### Exercise instructions
Lines from the one containing "Transcribe this image's" through the final line of the entries below: reproduce them exactly, all of them and only them.

··· Data

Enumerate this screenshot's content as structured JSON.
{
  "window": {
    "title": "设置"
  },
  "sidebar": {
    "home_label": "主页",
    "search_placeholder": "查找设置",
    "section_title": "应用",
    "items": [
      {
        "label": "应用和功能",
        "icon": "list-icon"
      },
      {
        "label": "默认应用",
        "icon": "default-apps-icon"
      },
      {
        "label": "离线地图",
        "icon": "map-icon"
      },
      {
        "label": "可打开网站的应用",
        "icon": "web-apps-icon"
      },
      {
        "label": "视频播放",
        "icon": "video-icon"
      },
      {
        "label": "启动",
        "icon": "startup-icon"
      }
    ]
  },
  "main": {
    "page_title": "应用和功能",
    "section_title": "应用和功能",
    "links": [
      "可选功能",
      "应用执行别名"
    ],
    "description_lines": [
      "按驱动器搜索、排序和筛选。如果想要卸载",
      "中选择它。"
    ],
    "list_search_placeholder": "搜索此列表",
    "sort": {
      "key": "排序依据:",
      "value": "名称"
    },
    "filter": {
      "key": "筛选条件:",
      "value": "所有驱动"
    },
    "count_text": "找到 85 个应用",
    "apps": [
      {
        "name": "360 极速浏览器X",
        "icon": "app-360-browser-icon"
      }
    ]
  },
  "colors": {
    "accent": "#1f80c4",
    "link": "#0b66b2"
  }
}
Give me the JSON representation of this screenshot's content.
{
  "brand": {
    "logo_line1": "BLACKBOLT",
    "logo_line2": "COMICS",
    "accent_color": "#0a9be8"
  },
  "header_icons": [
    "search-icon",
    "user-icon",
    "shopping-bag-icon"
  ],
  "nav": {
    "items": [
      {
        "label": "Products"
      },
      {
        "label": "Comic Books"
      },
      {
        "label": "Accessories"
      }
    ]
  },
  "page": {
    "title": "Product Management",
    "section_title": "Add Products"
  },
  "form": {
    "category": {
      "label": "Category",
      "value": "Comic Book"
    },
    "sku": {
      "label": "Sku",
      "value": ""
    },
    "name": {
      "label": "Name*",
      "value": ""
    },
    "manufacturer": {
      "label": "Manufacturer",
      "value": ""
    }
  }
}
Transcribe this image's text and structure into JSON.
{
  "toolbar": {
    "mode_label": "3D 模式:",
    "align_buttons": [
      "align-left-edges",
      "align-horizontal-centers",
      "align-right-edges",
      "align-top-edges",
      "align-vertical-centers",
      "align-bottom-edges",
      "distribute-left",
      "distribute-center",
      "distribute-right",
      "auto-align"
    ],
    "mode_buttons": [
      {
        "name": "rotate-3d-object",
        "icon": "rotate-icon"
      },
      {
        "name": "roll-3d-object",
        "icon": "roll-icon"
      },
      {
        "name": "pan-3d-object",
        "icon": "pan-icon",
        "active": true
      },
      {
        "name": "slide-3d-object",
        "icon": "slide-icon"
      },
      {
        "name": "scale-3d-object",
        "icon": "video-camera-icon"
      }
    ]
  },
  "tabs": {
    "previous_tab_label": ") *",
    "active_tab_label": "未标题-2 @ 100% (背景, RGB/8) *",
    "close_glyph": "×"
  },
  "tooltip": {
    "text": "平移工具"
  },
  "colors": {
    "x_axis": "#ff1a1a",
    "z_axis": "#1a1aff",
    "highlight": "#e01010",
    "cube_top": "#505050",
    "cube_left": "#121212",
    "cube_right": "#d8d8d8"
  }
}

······

### Response box
Transcribe this image's text and structure into JSON.
{
  "toolbar": {
    "mode_label": "3D 模式:",
    "align_buttons": [
      "align-left-edges",
      "align-horizontal-centers",
      "align-right-edges",
      "align-top-edges",
      "align-vertical-centers",
      "align-bottom-edges",
      "distribute-left",
      "distribute-center",
      "distribute-right",
      "auto-align"
    ],
    "mode_buttons": [
      {
        "name": "rotate-3d-object",
        "icon": "rotate-icon"
      },
      {
        "name": "roll-3d-object",
        "icon": "roll-icon"
      },
      {
        "name": "pan-3d-object",
        "icon": "pan-icon",
        "active": true
      },
      {
        "name": "slide-3d-object",
        "icon": "slide-icon"
      },
      {
        "name": "scale-3d-object",
        "icon": "video-camera-icon"
      }
    ]
  },
  "tabs": {
    "previous_tab_label": ") *",
    "active_tab_label": "未标题-2 @ 100% (背景, RGB/8) *",
    "close_glyph": "×"
  },
  "tooltip": {
    "text": "平移工具"
  },
  "colors": {
    "x_axis": "#ff1a1a",
    "z_axis": "#1a1aff",
    "highlight": "#e01010",
    "cube_top": "#505050",
    "cube_left": "#121212",
    "cube_right": "#d8d8d8"
  }
}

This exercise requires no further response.